● Action item: Using the lines below, work out the count of those that hold "name". Give the number only.

[[ Dataset records open ]]

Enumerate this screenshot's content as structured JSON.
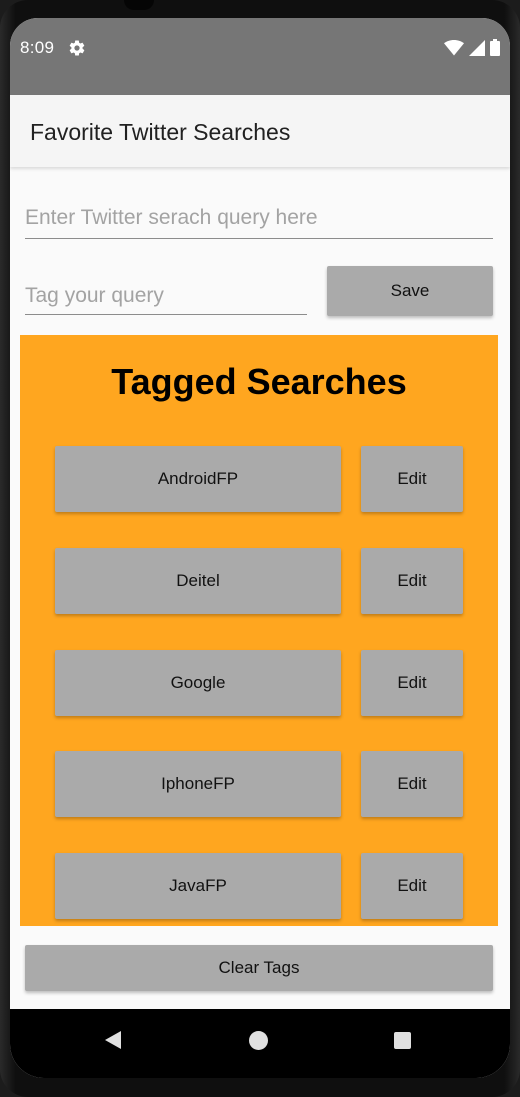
{
  "status_bar": {
    "time": "8:09",
    "icons": [
      "settings-gear",
      "wifi",
      "signal",
      "battery"
    ]
  },
  "app_bar": {
    "title": "Favorite Twitter Searches"
  },
  "form": {
    "query_placeholder": "Enter Twitter serach query here",
    "query_value": "",
    "tag_placeholder": "Tag your query",
    "tag_value": "",
    "save_label": "Save"
  },
  "tagged": {
    "title": "Tagged Searches",
    "items": [
      {
        "tag": "AndroidFP",
        "edit_label": "Edit"
      },
      {
        "tag": "Deitel",
        "edit_label": "Edit"
      },
      {
        "tag": "Google",
        "edit_label": "Edit"
      },
      {
        "tag": "IphoneFP",
        "edit_label": "Edit"
      },
      {
        "tag": "JavaFP",
        "edit_label": "Edit"
      }
    ]
  },
  "clear_label": "Clear Tags",
  "nav": {
    "buttons": [
      "back",
      "home",
      "recents"
    ]
  },
  "colors": {
    "status_bar": "#767676",
    "panel": "#ffa61f",
    "button": "#aaaaaa",
    "background": "#fafafa"
  }
}
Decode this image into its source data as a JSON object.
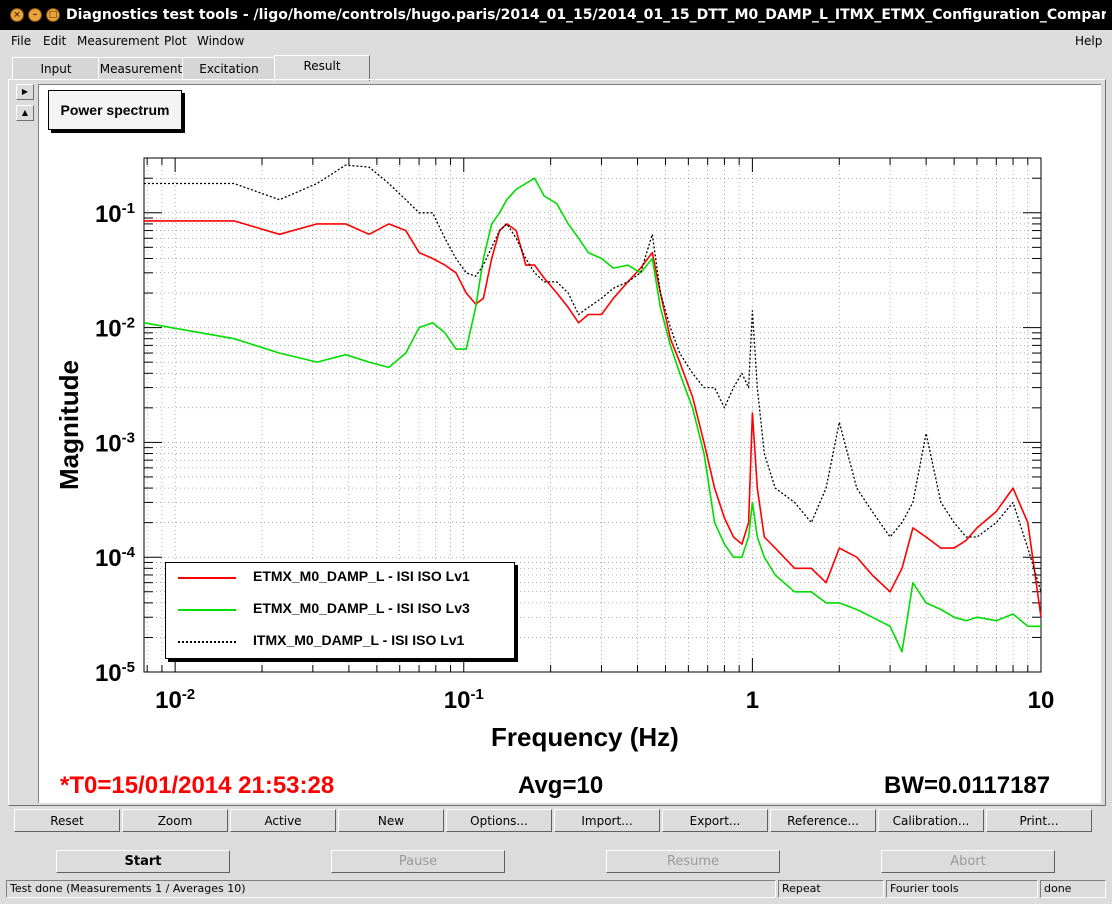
{
  "window": {
    "title": "Diagnostics test tools - /ligo/home/controls/hugo.paris/2014_01_15/2014_01_15_DTT_M0_DAMP_L_ITMX_ETMX_Configuration_Comparison_Adjus",
    "buttons": [
      "close-icon",
      "minimize-icon",
      "maximize-icon"
    ]
  },
  "menu": {
    "file": "File",
    "edit": "Edit",
    "measurement": "Measurement",
    "plot": "Plot",
    "window": "Window",
    "help": "Help"
  },
  "tabs": [
    {
      "label": "Input"
    },
    {
      "label": "Measurement"
    },
    {
      "label": "Excitation"
    },
    {
      "label": "Result"
    }
  ],
  "plot_panel": {
    "label": "Power spectrum"
  },
  "info": {
    "t0": "*T0=15/01/2014 21:53:28",
    "avg": "Avg=10",
    "bw": "BW=0.0117187"
  },
  "chart_data": {
    "type": "line",
    "xlabel": "Frequency (Hz)",
    "ylabel": "Magnitude",
    "xscale": "log",
    "yscale": "log",
    "xlim": [
      0.0078,
      10
    ],
    "ylim": [
      1e-05,
      0.3
    ],
    "x_ticks": [
      "10-2",
      "10-1",
      "1",
      "10"
    ],
    "y_ticks": [
      "10-1",
      "10-2",
      "10-3",
      "10-4",
      "10-5"
    ],
    "grid": true,
    "legend_position": "bottom-left",
    "series": [
      {
        "name": "ETMX_M0_DAMP_L - ISI ISO Lv1",
        "color": "#ff0000",
        "style": "solid",
        "points": [
          [
            0.0078,
            0.085
          ],
          [
            0.016,
            0.085
          ],
          [
            0.023,
            0.065
          ],
          [
            0.031,
            0.08
          ],
          [
            0.039,
            0.08
          ],
          [
            0.047,
            0.065
          ],
          [
            0.055,
            0.08
          ],
          [
            0.063,
            0.07
          ],
          [
            0.07,
            0.045
          ],
          [
            0.078,
            0.04
          ],
          [
            0.086,
            0.035
          ],
          [
            0.094,
            0.03
          ],
          [
            0.102,
            0.02
          ],
          [
            0.11,
            0.016
          ],
          [
            0.117,
            0.018
          ],
          [
            0.125,
            0.04
          ],
          [
            0.133,
            0.07
          ],
          [
            0.141,
            0.08
          ],
          [
            0.152,
            0.07
          ],
          [
            0.164,
            0.035
          ],
          [
            0.176,
            0.035
          ],
          [
            0.19,
            0.027
          ],
          [
            0.21,
            0.02
          ],
          [
            0.23,
            0.015
          ],
          [
            0.25,
            0.011
          ],
          [
            0.27,
            0.013
          ],
          [
            0.3,
            0.013
          ],
          [
            0.33,
            0.018
          ],
          [
            0.37,
            0.025
          ],
          [
            0.41,
            0.033
          ],
          [
            0.45,
            0.045
          ],
          [
            0.48,
            0.02
          ],
          [
            0.52,
            0.008
          ],
          [
            0.56,
            0.005
          ],
          [
            0.62,
            0.0025
          ],
          [
            0.68,
            0.001
          ],
          [
            0.74,
            0.0004
          ],
          [
            0.8,
            0.00022
          ],
          [
            0.86,
            0.00015
          ],
          [
            0.92,
            0.00013
          ],
          [
            0.97,
            0.0002
          ],
          [
            1.0,
            0.0018
          ],
          [
            1.04,
            0.0004
          ],
          [
            1.1,
            0.00015
          ],
          [
            1.2,
            0.00012
          ],
          [
            1.4,
            8e-05
          ],
          [
            1.6,
            8e-05
          ],
          [
            1.8,
            6e-05
          ],
          [
            2.0,
            0.00012
          ],
          [
            2.3,
            0.0001
          ],
          [
            2.6,
            7e-05
          ],
          [
            3.0,
            5e-05
          ],
          [
            3.3,
            8e-05
          ],
          [
            3.6,
            0.00018
          ],
          [
            4.0,
            0.00015
          ],
          [
            4.5,
            0.00012
          ],
          [
            5.0,
            0.00012
          ],
          [
            5.5,
            0.00014
          ],
          [
            6.0,
            0.00018
          ],
          [
            7.0,
            0.00025
          ],
          [
            8.0,
            0.0004
          ],
          [
            9.0,
            0.0002
          ],
          [
            10.0,
            3e-05
          ]
        ]
      },
      {
        "name": "ETMX_M0_DAMP_L - ISI ISO Lv3",
        "color": "#00dd00",
        "style": "solid",
        "points": [
          [
            0.0078,
            0.011
          ],
          [
            0.016,
            0.008
          ],
          [
            0.023,
            0.006
          ],
          [
            0.031,
            0.005
          ],
          [
            0.039,
            0.0058
          ],
          [
            0.047,
            0.005
          ],
          [
            0.055,
            0.0045
          ],
          [
            0.063,
            0.006
          ],
          [
            0.07,
            0.01
          ],
          [
            0.078,
            0.011
          ],
          [
            0.086,
            0.009
          ],
          [
            0.094,
            0.0065
          ],
          [
            0.102,
            0.0065
          ],
          [
            0.11,
            0.015
          ],
          [
            0.117,
            0.04
          ],
          [
            0.125,
            0.08
          ],
          [
            0.133,
            0.1
          ],
          [
            0.141,
            0.13
          ],
          [
            0.152,
            0.16
          ],
          [
            0.164,
            0.18
          ],
          [
            0.176,
            0.2
          ],
          [
            0.19,
            0.14
          ],
          [
            0.21,
            0.12
          ],
          [
            0.23,
            0.08
          ],
          [
            0.25,
            0.06
          ],
          [
            0.27,
            0.045
          ],
          [
            0.3,
            0.04
          ],
          [
            0.33,
            0.033
          ],
          [
            0.37,
            0.035
          ],
          [
            0.41,
            0.03
          ],
          [
            0.45,
            0.04
          ],
          [
            0.48,
            0.015
          ],
          [
            0.52,
            0.007
          ],
          [
            0.56,
            0.004
          ],
          [
            0.62,
            0.002
          ],
          [
            0.68,
            0.0008
          ],
          [
            0.74,
            0.0002
          ],
          [
            0.8,
            0.00013
          ],
          [
            0.86,
            0.0001
          ],
          [
            0.92,
            0.0001
          ],
          [
            0.97,
            0.00015
          ],
          [
            1.0,
            0.0003
          ],
          [
            1.04,
            0.00015
          ],
          [
            1.1,
            0.0001
          ],
          [
            1.2,
            7e-05
          ],
          [
            1.4,
            5e-05
          ],
          [
            1.6,
            5e-05
          ],
          [
            1.8,
            4e-05
          ],
          [
            2.0,
            4e-05
          ],
          [
            2.3,
            3.5e-05
          ],
          [
            2.6,
            3e-05
          ],
          [
            3.0,
            2.5e-05
          ],
          [
            3.3,
            1.5e-05
          ],
          [
            3.6,
            6e-05
          ],
          [
            4.0,
            4e-05
          ],
          [
            4.5,
            3.5e-05
          ],
          [
            5.0,
            3e-05
          ],
          [
            5.5,
            2.8e-05
          ],
          [
            6.0,
            3e-05
          ],
          [
            7.0,
            2.8e-05
          ],
          [
            8.0,
            3.2e-05
          ],
          [
            9.0,
            2.5e-05
          ],
          [
            10.0,
            2.5e-05
          ]
        ]
      },
      {
        "name": "ITMX_M0_DAMP_L - ISI ISO Lv1",
        "color": "#000000",
        "style": "dotted",
        "points": [
          [
            0.0078,
            0.18
          ],
          [
            0.016,
            0.18
          ],
          [
            0.023,
            0.13
          ],
          [
            0.031,
            0.18
          ],
          [
            0.039,
            0.26
          ],
          [
            0.047,
            0.25
          ],
          [
            0.055,
            0.18
          ],
          [
            0.063,
            0.13
          ],
          [
            0.07,
            0.1
          ],
          [
            0.078,
            0.1
          ],
          [
            0.086,
            0.06
          ],
          [
            0.094,
            0.04
          ],
          [
            0.102,
            0.03
          ],
          [
            0.11,
            0.028
          ],
          [
            0.117,
            0.035
          ],
          [
            0.125,
            0.05
          ],
          [
            0.133,
            0.07
          ],
          [
            0.141,
            0.08
          ],
          [
            0.152,
            0.06
          ],
          [
            0.164,
            0.04
          ],
          [
            0.176,
            0.03
          ],
          [
            0.19,
            0.025
          ],
          [
            0.21,
            0.025
          ],
          [
            0.23,
            0.02
          ],
          [
            0.25,
            0.013
          ],
          [
            0.27,
            0.015
          ],
          [
            0.3,
            0.018
          ],
          [
            0.33,
            0.022
          ],
          [
            0.37,
            0.025
          ],
          [
            0.41,
            0.03
          ],
          [
            0.45,
            0.065
          ],
          [
            0.48,
            0.02
          ],
          [
            0.52,
            0.01
          ],
          [
            0.56,
            0.006
          ],
          [
            0.62,
            0.004
          ],
          [
            0.68,
            0.003
          ],
          [
            0.74,
            0.003
          ],
          [
            0.8,
            0.002
          ],
          [
            0.86,
            0.003
          ],
          [
            0.92,
            0.004
          ],
          [
            0.97,
            0.003
          ],
          [
            1.0,
            0.014
          ],
          [
            1.04,
            0.003
          ],
          [
            1.1,
            0.0008
          ],
          [
            1.2,
            0.0004
          ],
          [
            1.4,
            0.0003
          ],
          [
            1.6,
            0.0002
          ],
          [
            1.8,
            0.0004
          ],
          [
            2.0,
            0.0015
          ],
          [
            2.3,
            0.0004
          ],
          [
            2.6,
            0.00025
          ],
          [
            3.0,
            0.00015
          ],
          [
            3.3,
            0.0002
          ],
          [
            3.6,
            0.0003
          ],
          [
            4.0,
            0.0012
          ],
          [
            4.5,
            0.0003
          ],
          [
            5.0,
            0.0002
          ],
          [
            5.5,
            0.00015
          ],
          [
            6.0,
            0.00015
          ],
          [
            7.0,
            0.0002
          ],
          [
            8.0,
            0.0003
          ],
          [
            9.0,
            0.00012
          ],
          [
            10.0,
            5e-05
          ]
        ]
      }
    ]
  },
  "toolbar": {
    "reset": "Reset",
    "zoom": "Zoom",
    "active": "Active",
    "new": "New",
    "options": "Options...",
    "import": "Import...",
    "export": "Export...",
    "reference": "Reference...",
    "calibration": "Calibration...",
    "print": "Print..."
  },
  "controls": {
    "start": "Start",
    "pause": "Pause",
    "resume": "Resume",
    "abort": "Abort"
  },
  "status": {
    "message": "Test done (Measurements 1 / Averages 10)",
    "repeat": "Repeat",
    "fourier": "Fourier tools",
    "state": "done"
  }
}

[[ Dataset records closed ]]

● Exercise solution: 3